» Task
Go through the data below. List every line that holds the word "title".

» Records for processing
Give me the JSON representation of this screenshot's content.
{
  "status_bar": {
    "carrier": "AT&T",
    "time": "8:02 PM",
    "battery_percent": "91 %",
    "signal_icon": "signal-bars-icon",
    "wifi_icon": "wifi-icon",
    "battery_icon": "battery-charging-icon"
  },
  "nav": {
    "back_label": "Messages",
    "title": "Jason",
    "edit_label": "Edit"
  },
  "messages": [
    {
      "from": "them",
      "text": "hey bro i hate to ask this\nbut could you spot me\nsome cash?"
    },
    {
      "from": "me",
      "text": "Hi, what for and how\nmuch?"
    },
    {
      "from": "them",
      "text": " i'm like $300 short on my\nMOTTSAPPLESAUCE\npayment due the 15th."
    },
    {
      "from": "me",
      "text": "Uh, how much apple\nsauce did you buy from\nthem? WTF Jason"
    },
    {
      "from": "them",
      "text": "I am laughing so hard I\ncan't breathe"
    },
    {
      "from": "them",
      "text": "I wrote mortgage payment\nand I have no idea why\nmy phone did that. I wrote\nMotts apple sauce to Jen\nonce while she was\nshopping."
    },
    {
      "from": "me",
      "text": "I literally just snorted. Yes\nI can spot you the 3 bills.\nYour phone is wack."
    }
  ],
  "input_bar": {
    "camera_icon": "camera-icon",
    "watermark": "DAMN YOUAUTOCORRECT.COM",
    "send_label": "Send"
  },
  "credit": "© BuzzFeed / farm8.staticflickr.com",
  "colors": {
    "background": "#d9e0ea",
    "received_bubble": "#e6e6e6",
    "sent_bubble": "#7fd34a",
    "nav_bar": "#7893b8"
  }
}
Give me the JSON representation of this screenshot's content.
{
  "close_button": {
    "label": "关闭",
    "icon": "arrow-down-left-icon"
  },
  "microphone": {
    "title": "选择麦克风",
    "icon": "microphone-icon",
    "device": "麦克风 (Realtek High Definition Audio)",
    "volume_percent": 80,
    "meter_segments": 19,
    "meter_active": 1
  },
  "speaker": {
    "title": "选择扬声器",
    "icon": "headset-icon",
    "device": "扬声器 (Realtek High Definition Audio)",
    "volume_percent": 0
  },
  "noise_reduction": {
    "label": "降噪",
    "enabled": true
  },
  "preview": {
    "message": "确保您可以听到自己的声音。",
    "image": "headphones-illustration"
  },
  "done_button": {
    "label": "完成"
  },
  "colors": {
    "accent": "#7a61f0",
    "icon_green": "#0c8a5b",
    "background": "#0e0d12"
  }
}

» Response box
    "title": "Jason",
    "title": "选择麦克风",
    "title": "选择扬声器",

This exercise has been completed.